For Miriam Bush, matters came to a head – and to a shocking and suspicious end – in the late 1980s. Without warning, and on a particular day in December 1989, she took off for San Jose, California and checked into a local motel under her sister’s name – a strange action, and which further suggests that she was concerned she was being watched. After all, why would she try and obfuscate her real identity, if she had nothing to hide? The very next day, Bush was found dead in that very same motel room: a plastic-bag was around her neck. It had been tied tightly. Marks on her arms were indicative of a scuffle having occurred at some point after she checked in the motel. Despite the evidence suggesting she was murdered, the official conclusion was that Bush had taken her own life.
In 1955, one of the most controversial of all the many and varied UFO books published in the fifties was released – and, for the UFO field, to a distinct fanfare. Its title was The Case for the UFO. The author was Morris K. Jessup. His book was a detailed study of the theoretical power-sources for UFOs: what was it that made them fly? How could they perform such incredible, aerial feats, such as coming to a complete stop in the skies, hovering at incredible heights? Jessup believed that the vitally important answers lay in the domain of gravity. Or, as he saw it: anti-gravity. Jessup may well have been onto something, as it wasn’t long at all before the world of officialdom was on Jessup’s back – specifically senior figures in the U.S., Navy.

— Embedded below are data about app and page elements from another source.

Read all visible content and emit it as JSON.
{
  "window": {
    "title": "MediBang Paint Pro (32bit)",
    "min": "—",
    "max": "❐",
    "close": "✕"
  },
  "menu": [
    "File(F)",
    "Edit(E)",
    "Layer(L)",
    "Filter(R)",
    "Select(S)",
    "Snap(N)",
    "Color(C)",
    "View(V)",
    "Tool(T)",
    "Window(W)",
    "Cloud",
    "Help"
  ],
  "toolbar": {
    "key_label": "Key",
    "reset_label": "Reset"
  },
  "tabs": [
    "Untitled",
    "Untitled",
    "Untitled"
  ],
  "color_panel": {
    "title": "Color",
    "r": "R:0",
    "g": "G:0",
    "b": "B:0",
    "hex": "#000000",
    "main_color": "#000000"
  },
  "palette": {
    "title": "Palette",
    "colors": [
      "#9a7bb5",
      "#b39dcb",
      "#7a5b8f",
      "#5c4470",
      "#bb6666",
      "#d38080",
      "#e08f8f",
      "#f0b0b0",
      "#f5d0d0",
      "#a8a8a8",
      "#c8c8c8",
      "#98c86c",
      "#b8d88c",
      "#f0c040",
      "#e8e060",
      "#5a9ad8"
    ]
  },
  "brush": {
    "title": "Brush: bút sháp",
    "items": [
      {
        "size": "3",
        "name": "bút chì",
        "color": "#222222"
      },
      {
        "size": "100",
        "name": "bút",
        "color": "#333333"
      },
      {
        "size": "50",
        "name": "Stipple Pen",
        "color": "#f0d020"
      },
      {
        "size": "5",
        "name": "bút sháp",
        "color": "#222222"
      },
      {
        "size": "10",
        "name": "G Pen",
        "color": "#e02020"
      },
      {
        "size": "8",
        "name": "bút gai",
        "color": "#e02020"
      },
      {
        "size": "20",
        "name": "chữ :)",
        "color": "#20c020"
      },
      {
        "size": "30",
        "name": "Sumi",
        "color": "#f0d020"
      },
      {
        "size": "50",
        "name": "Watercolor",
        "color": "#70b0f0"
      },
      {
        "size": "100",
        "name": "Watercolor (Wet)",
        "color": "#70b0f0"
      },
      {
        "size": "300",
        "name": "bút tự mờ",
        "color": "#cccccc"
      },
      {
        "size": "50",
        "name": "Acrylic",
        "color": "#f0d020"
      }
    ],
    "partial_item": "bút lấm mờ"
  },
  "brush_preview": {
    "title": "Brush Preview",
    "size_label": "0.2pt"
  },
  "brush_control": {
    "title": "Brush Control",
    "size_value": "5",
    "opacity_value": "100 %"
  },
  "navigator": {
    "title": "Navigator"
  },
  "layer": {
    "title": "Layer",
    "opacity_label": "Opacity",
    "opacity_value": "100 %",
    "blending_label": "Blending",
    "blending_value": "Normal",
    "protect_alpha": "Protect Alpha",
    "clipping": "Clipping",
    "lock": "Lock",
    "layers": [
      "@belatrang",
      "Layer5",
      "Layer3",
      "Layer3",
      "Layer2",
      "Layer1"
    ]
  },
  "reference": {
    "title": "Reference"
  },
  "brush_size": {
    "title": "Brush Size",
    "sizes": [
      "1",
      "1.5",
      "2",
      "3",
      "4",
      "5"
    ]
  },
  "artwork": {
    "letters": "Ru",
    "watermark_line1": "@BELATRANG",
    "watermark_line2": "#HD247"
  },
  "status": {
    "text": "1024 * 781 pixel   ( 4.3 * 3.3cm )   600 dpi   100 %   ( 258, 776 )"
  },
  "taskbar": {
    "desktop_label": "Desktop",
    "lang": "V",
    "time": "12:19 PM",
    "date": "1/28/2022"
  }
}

And it was one particularly intriguing office of the Navy that was watching Jessup – a “special weapons” division. Clearly, someone in the U.S. Navy was interested in, and perhaps even concerned by, Jessup’s findings and theories. Maybe, that same office of the Navy was worried that Jessup just might stumble onto the same technology that was being used to fly Uncle Sam’s very own UFOs – those UFOs which the military were very happy for the public to perceive them as alien spacecraft, as it all helped their long-term plan to fabricate an alien invasion. Just like Miriam Bush, Jessup became deeply worried – paranoid, even – that he was being spied on by certain elements of the U.S. government. In the early evening of April 20, 1959, the lifeless body of Morris Jessup was found in his car, which was parked in the Matheson Hammock Park in Miami, Florida. The car’s engine was still running and a hosepipe, affixed to the exhaust, had been fed through the driver’s side window. Jessup was dead from the effects of carbon-monoxide. Jessup’s body was found by a man named John Goode, who worked at the park. Shocked at the sight before him, Goode quickly called the police, who arrived in no time at all. The verdict was suicide. Not everyone in the UFO field at that time agreed.